Absolutely! Just because many of them come isolated doesn’t mean they’re not necessary. Consider an area where the sun doesn’t shine for months out of the year. In Alaska during the winter, vitamin D is hard to come by. This not only affects vitamin D levels, but it affects calcium absorption as well.
These, like many other nutrients, come in nutrient pairs.
Calcium and Vitamin D
Perhaps the most familiar nutrient combo is calcium, and vitamin D. People typically consume their calcium through milk, and they receive their vitamin D from the sun. Vitamin D allows calcium to be absorbed into the body—it’s the key that unlocks the powers of calcium to reinforce strong bones.
Other nutrient pairs include:
- Sodium and potassium
- Vitamin B-12 and folate
- Copper and zinc
Some nutrient pairs work to unlock each other’s strengths, like calcium and vitamin D. Others pair well together and perform optimally when both are bioavailable, like sodium and potassium.
The “Key” To Your Dog’s Supplement
Thus, supplements need a few different factors to end up in your dog’s bloodstream where it belongs, and not end up on the lawn.
- Diversity – To mimic the absorbability of real food, supplements need to be multidimensional; they need to have both the nutrients to benefit the dog and the proteins to enable their absorption.
- Nutrient pairs – Ensure that your dog’s supplement has the keys to unlock the other vitamins and minerals.
- Age-specific – Puppies, adult dogs, and senior dogs deal with different issues. Puppies are growing at rapid rates, while senior dogs have organs and systems that are running at half-speed. Make sure the supplement takes this into account.
Supplements That Do It All
While your dog’s food might say ‘complete and balanced,’ chances are, something is missing from your dog’s diet. That’s where supplements come in. But when looking for a supplement, it needs to go beyond a specific vitamin or mineral. Your dog needs bio-replenishment, something that will be absorbed. Regardless if they are an energetic pup or a slow mobile senior dog.
It’s for this reason that Vetericyn created an ALL-IN supplement. This All-In supplement is one that has a protein-based delivery system that ensures your dog absorbs all the necessary nutrients. That way, there is no worrying if the dog food you purchase for your pooch is providing enough nutrition into your dog’s diet.

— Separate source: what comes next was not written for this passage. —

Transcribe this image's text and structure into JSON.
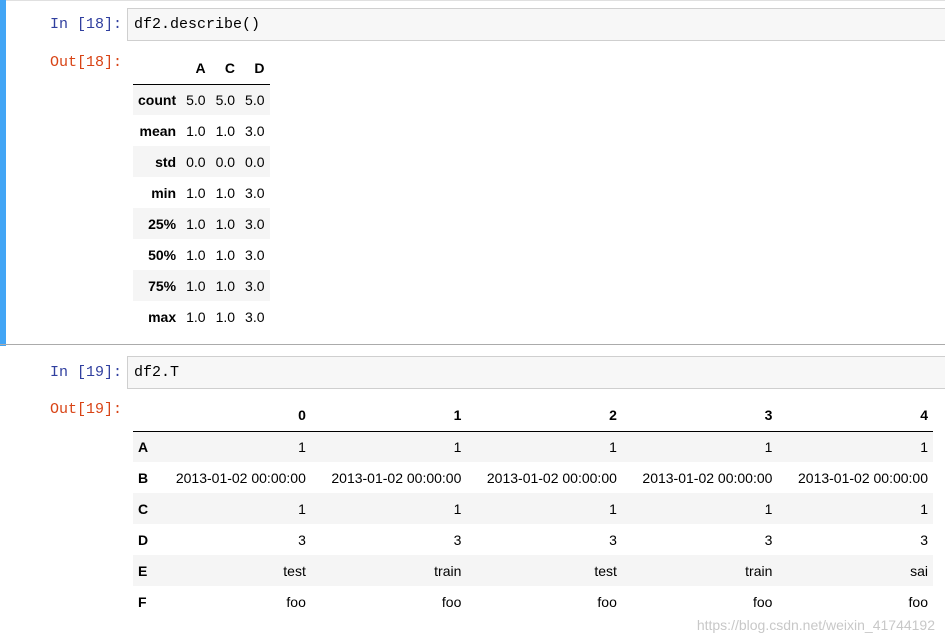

A supplement that was made with your dog’s health in mind.
- Medical News Today. What are the health benefits of pumpkins? https://www.medicalnewstoday.com/articles/279610.php
- Medical News Today. Health benefits of oranges. https://www.medicalnewstoday.com/articles/272782.php
- Harvard Health Publishing. Nutrition’s dynamic duos. https://www.health.harvard.edu/newsletter_article/Nutritions-dynamic-duos
Dr. Melinda J. Mayfield-Davis, DVM, WCHP-AH, brings over 20 years of experience in veterinary medicine. She is the Technical Services Veterinarian with Innovacyn, Inc., parent company of Vetericyn Animal Wellness. She received her DVM from Oklahoma State University and now resides in Southeast Kansas with her husband, two children, four dogs, and six horses. Prior to working with Innovacyn, Dr. Mayfield owned and operated the Animal Care Center in Columbus, KS.